### TASK STATEMENT:
Pick out each line below containing "opret".

### GIVEN RECORDS:
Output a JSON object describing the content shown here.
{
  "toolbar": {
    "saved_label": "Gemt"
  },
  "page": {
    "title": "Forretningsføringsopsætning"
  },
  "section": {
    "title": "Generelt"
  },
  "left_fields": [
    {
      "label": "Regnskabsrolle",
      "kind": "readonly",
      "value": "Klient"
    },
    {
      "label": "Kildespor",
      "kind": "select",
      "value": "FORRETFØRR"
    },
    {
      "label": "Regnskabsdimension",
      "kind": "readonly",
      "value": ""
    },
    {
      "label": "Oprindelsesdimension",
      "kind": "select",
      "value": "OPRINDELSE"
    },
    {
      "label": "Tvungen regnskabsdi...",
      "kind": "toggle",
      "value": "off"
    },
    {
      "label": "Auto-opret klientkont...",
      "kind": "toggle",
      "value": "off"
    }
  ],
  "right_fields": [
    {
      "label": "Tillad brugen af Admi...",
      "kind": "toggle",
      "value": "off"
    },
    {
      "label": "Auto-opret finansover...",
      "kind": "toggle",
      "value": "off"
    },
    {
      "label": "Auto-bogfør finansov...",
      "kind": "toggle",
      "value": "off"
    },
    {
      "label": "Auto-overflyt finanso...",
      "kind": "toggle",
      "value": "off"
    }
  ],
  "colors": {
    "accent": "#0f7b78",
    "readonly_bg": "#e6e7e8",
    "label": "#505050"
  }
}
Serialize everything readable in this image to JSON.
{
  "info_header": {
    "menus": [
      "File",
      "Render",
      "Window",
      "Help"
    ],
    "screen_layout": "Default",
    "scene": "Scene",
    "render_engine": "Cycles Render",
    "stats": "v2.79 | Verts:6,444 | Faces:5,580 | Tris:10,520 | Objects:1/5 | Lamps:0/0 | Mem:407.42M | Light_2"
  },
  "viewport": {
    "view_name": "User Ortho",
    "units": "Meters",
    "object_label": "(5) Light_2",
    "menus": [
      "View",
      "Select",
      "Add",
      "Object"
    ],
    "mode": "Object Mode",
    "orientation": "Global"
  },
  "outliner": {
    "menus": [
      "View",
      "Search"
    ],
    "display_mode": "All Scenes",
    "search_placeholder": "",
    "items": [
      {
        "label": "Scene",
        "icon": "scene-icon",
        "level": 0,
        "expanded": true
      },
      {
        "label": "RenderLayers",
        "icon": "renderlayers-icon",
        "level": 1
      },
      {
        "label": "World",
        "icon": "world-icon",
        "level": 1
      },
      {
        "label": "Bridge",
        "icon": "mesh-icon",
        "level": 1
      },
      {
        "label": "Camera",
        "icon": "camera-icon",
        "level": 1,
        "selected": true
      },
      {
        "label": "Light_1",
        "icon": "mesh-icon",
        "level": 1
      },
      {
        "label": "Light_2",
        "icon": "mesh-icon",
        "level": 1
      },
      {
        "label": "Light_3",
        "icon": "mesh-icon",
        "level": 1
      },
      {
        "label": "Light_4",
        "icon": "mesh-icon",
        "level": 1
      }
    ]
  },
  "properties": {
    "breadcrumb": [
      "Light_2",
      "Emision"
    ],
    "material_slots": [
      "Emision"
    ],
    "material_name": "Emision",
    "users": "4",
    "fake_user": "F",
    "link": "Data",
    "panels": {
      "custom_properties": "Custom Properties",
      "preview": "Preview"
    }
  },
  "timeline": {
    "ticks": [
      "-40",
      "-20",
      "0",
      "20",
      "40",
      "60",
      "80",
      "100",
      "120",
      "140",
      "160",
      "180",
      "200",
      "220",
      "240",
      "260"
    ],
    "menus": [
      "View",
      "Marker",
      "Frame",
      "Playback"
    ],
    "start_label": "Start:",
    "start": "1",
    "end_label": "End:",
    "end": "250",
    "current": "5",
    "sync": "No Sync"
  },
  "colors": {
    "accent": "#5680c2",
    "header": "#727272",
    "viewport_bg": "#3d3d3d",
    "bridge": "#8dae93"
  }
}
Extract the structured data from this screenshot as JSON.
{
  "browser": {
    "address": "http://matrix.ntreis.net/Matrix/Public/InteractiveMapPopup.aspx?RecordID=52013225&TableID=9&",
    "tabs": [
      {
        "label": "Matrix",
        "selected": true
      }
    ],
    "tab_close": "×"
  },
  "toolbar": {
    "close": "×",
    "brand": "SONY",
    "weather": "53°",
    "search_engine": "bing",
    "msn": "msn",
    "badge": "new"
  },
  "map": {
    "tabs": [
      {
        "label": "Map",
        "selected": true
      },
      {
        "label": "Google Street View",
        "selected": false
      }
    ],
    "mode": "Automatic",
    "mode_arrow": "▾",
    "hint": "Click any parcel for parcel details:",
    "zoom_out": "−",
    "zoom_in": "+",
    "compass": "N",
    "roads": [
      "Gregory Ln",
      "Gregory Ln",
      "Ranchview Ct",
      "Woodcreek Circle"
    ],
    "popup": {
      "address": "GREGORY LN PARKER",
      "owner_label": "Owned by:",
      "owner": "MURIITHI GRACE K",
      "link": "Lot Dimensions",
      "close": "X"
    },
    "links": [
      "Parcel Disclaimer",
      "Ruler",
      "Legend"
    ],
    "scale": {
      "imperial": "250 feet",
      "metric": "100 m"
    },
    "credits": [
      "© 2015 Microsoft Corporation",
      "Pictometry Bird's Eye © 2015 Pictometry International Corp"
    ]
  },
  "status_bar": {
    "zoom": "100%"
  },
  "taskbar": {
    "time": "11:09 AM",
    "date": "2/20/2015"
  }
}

### FINISHED TASK:
      "label": "Auto-opret klientkont...",
      "label": "Auto-opret finansover...",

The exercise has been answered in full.